Romania’s entry to the international feature film category — a dark tale of hospital corruption — must also be a contender for best documentary.
Selected as Romania’s candidate for the international feature film Oscar, Alexander Nanau’s Collective has been hailed as an exemplary piece of investigative journalism. Nanau uncovers corruption, fraud and incompetence in Romania’s health service and at the highest levels of government in exploring the aftermath of a 2015 fire at a Bucharest nightclub that resulted in 64 deaths (most in the aftermath of the event).
In the wake of the tragedy, protesters took to the streets in the biggest demonstrations the country had seen since the Romanian Revolution of 1989, when dictator Nicolae Ceausescu was toppled. “I was always waiting for the ’68 of Eastern Europe… I thought, ‘Okay, something is happening,’” says Nanau, recalling the “first spark” behind Collective, which is shot in an observational style, without interviews or voiceovers. “There is a young generation claiming back their society from this post-communist, corrupt political class.”
The film’s key character is Catalin Tolontan, a dogged investigative journalist for newspaper Gazeta Sporturilor, who discovers why burns patients are dying from bacterial infections. At first, Tolontan refused to collaborate on the documentary. He eventually changed his mind when he realised Nanau shared his obsession with the truth.

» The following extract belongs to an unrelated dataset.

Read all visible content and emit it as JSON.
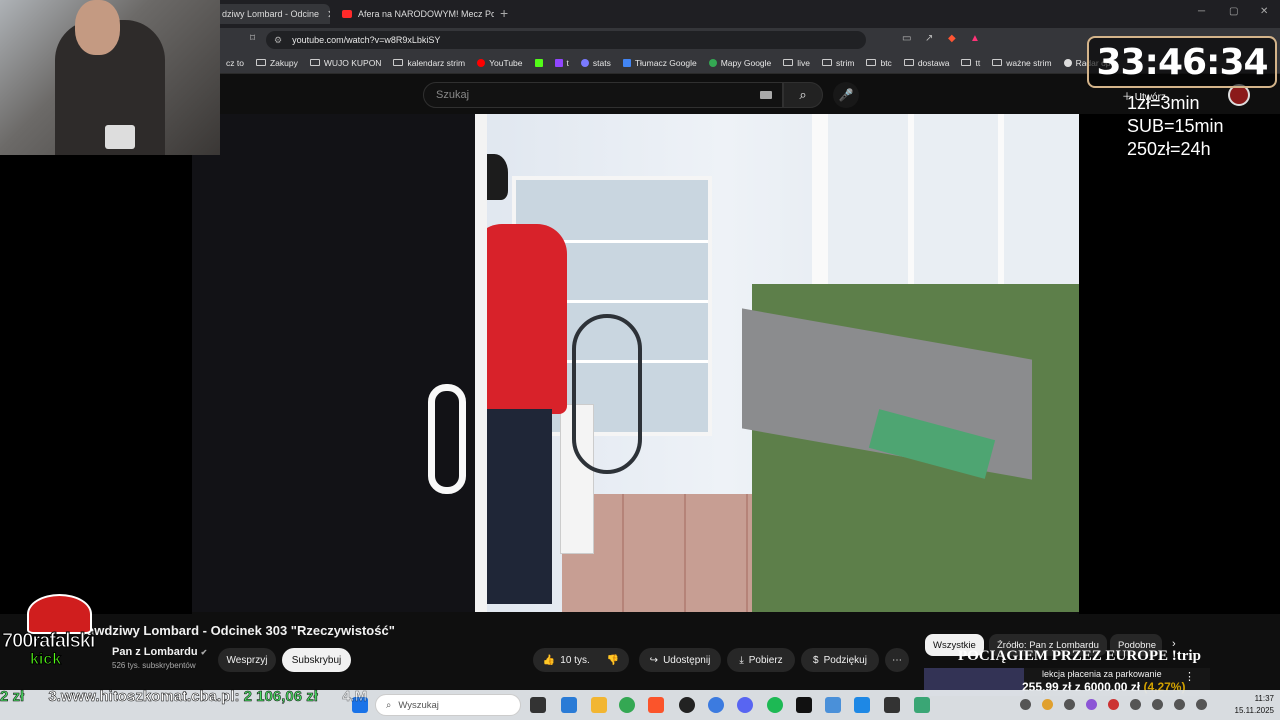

The film, sold by Tel Aviv-based Cinephil, has won multiple prizes including the European Film Award for documentary. Magnolia Pictures and Participant handled the US release, and Collective was backed by HBO Europe where executive producer Hanka Kastelicova has become a champion of Nanau’s work. For once, the film also received Romanian backing.

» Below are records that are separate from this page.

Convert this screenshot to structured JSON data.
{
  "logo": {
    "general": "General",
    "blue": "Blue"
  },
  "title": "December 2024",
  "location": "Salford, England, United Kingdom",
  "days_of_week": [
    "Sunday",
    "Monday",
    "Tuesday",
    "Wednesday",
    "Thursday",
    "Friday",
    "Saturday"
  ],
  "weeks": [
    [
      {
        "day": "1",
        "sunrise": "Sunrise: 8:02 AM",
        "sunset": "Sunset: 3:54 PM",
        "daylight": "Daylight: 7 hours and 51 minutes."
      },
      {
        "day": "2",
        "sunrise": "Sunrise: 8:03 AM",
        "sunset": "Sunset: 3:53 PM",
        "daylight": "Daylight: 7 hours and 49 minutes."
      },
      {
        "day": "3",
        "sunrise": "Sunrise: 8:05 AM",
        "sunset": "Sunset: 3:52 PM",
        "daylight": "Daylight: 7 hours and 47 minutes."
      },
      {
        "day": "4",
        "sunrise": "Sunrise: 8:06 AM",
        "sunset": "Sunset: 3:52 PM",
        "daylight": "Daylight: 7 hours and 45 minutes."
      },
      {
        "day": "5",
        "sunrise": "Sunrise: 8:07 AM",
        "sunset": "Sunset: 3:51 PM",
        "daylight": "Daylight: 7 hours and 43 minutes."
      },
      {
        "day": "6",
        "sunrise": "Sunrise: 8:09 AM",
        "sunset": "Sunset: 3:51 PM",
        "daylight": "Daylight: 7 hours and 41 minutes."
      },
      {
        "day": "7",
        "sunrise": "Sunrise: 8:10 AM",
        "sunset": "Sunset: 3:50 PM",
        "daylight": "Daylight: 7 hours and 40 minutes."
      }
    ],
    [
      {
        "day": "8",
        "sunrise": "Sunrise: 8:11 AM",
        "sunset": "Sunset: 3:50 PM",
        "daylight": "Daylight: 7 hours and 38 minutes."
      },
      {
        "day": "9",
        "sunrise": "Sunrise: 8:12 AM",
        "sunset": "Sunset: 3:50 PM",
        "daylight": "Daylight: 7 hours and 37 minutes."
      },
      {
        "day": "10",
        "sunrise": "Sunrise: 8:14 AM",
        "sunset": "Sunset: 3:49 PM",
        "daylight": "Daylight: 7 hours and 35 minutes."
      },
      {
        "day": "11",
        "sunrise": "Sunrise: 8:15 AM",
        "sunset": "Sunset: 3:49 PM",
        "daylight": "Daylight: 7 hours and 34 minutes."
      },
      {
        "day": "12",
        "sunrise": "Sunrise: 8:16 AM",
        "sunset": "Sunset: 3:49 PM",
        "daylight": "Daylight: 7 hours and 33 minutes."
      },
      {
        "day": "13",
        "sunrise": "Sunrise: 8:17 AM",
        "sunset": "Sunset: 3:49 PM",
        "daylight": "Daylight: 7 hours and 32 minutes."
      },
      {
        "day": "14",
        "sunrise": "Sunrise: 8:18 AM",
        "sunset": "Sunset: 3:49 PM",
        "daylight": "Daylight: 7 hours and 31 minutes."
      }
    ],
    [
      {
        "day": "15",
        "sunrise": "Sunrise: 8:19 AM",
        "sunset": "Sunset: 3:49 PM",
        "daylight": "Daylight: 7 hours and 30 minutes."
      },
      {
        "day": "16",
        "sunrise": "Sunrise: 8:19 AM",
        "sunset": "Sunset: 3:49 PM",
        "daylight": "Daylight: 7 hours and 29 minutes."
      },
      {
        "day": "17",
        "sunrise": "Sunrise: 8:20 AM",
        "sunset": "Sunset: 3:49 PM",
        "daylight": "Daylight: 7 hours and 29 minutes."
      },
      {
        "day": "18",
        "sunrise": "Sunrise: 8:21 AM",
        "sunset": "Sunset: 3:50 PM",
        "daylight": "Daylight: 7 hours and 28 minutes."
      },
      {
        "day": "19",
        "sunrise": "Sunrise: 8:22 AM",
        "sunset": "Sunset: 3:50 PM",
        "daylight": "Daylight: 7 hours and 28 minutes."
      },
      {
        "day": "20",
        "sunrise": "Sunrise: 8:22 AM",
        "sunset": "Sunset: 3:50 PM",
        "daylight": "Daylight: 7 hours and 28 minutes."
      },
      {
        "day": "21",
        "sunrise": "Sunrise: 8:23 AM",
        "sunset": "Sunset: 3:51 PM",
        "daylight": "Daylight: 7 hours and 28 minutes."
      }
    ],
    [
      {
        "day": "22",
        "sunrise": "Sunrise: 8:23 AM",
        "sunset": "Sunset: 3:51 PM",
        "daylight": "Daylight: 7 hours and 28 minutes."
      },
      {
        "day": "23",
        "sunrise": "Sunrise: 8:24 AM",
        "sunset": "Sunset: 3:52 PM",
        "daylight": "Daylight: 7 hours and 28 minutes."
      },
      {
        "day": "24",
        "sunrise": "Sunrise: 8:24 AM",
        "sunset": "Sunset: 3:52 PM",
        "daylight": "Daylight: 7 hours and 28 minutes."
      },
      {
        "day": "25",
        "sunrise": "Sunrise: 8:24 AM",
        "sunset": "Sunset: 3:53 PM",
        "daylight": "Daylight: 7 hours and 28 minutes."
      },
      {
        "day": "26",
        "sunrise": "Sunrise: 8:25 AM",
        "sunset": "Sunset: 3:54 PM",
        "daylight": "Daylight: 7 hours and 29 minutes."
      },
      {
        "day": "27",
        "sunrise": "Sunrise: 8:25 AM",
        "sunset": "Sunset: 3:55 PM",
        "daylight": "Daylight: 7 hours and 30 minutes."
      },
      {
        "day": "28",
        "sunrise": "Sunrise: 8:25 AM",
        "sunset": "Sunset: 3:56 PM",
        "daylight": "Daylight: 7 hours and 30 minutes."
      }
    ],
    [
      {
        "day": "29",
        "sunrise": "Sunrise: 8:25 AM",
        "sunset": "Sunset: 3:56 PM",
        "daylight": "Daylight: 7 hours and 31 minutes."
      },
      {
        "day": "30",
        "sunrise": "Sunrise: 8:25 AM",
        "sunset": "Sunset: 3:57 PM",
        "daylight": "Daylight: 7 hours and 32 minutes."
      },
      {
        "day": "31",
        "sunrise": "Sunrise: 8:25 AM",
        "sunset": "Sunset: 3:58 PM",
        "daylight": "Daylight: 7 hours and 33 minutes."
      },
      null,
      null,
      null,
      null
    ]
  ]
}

“The CNC [Romanian Film Centre] never funded my films until Collective,” notes Nanau, whose films — including The World According To Ion B (2009), about a homeless man in Bucharest, and Toto And His Sisters (2015), about three youngsters in a city slum — were shunned by local funders for not offering a flattering view of Romanian society.
“It’s different today. The people [in Romania] who select projects are part of the younger generation,” he adds. “Ten years ago, with The World According To Ion B, a selection committee at the film fund would say, ‘Why would we make a film that would shame the country?’”
Collective started its rollout at Venice and Toronto back in 2019, but the director believes the film has an added relevance for audiences in the wake of the pandemic. “It felt like everybody’s lives were interrupted because they understood the power was taken away from them — that they had no control over their lives,” suggests Nanau. “This was a feeling that grew in all of us around the world from 2016, when democracies were taken over by populists.”
After Collective was released in Romania, whistleblowers came forward in record numbers to reveal corruption at every level of society. “Maybe this film made me grow up by realising how rotten human nature can be,” admits Nanau. “You read it in novels, in the bible and you see it in films but the rottenness of human nature, even within so-called ‘developed’ societies — that was a wake-up call for me.”